A Month After The Yad Vashem Museum
High school debate class taught me something, and I have lived long enough to see it play out over and over.
People can argue rationally for or against almost anything. They can make both sides sound good – even if it is completely impossible for both sides to be right.
But there is one thing I didn’t realize when I was sixteen, in debate class, and learning to deliver one point after another with speeds beyond the novice level. In the real world, one’s political slant colors everything. Everything.
Truth gets messy when one picks beliefs based on the planks of the platform of a particular political party.
Credibility, as far as I’m concerned, is lost when one’s beliefs (and points) match up too closely with any political party.
While I was in Israel, I went to the Yad Vashem Museum. We were all reasonably smart people on that trip. A publisher. A journalist. A photojournalist. A freelance writer. A syndicated columnist. And we all believe in higher education. In my own family, my mother has her doctorate. My sister and husband have doctorates. My dad had a Master of Divinity, my brother has an M.B.A., and I have a M.A.
I suppose that is why it horrified me – horrified all of us at the Yad Vashem Museum – that so many of the SS officers responsible for the Holocaust were educated men. Men with doctorate degrees. Men who should have known better.
But one can rationalize anything.
And when politics and power enter into it, the mind has all the motivation it needs to embrace some truly diabolical things.

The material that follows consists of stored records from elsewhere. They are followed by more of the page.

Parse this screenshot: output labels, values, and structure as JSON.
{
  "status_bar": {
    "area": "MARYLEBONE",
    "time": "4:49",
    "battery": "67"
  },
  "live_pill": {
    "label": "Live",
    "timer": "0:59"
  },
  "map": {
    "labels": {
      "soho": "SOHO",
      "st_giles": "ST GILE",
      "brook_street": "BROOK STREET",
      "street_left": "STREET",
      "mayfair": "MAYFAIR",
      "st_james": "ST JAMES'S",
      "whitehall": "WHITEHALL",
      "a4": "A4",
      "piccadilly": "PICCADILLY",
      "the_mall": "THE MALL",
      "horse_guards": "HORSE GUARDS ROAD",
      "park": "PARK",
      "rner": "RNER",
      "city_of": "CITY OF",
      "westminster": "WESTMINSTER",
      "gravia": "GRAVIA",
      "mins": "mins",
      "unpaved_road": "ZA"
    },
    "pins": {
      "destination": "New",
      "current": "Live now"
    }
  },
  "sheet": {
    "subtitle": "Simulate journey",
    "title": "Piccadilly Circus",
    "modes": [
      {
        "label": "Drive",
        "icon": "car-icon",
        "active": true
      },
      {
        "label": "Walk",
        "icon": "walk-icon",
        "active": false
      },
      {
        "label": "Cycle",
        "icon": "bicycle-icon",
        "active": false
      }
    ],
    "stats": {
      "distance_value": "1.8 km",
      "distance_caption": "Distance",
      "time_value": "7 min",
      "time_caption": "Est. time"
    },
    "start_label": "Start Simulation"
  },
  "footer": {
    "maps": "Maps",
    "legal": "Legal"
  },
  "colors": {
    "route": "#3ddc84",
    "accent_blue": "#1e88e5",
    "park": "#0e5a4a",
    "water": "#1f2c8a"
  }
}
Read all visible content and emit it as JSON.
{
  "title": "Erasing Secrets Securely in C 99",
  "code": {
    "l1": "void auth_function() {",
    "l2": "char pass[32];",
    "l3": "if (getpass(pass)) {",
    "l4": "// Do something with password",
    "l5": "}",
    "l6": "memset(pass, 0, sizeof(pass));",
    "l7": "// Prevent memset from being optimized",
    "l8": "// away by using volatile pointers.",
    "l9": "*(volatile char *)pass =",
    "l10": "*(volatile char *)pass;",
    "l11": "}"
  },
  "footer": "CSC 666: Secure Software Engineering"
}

Nobody is immune. In fact, the more education… the more prestige, and the more prestige… the more power. Power and prestige can become a prison.
When the stakes are high, we can talk ourselves into almost anything.
Strip us of the power. Remove the love for the prestige. And we see Auschwitz for what it is.
And abortion, too.
And the death penalty.
And a closed hand to the poor.
And a closed door to the immigrant.
We make all things sound rational.
We can make anything seem reasonable.
So we enter the Facebook world and spew words faster than a debater. We cut and paste the best arguments we see out there and imprint them on our minds for future use.
We can defend our position. So bring it on.
Politics is not my compass. Something else guides me. And it helps me to sort through the war of words.
My parents instilled it in me:
Denise, one day, you will stand before Jesus and give an accounting. Yes, one day you will stand where Pontius Pilate stood, only you won’t be asking, “What is truth?” You will be standing before the One who is Truth. And he will be your judge.
A judge who has spent your whole life advocating for the unborn, the aging, the prisoner, the poor, the immigrant. And that is the moment when you will realize if you truly knew him. Or if you only said you knew him.
We all need an informed conscience, but there is a danger in letting our politics inform our conscience.
The Christ who advocates for the unborn, the aging, the prisoner, the poor, the immigrant, and marital love is the one who must inform our conscience.
And his Church – a Church that does not fit well with any particular political party. Thanks be to God!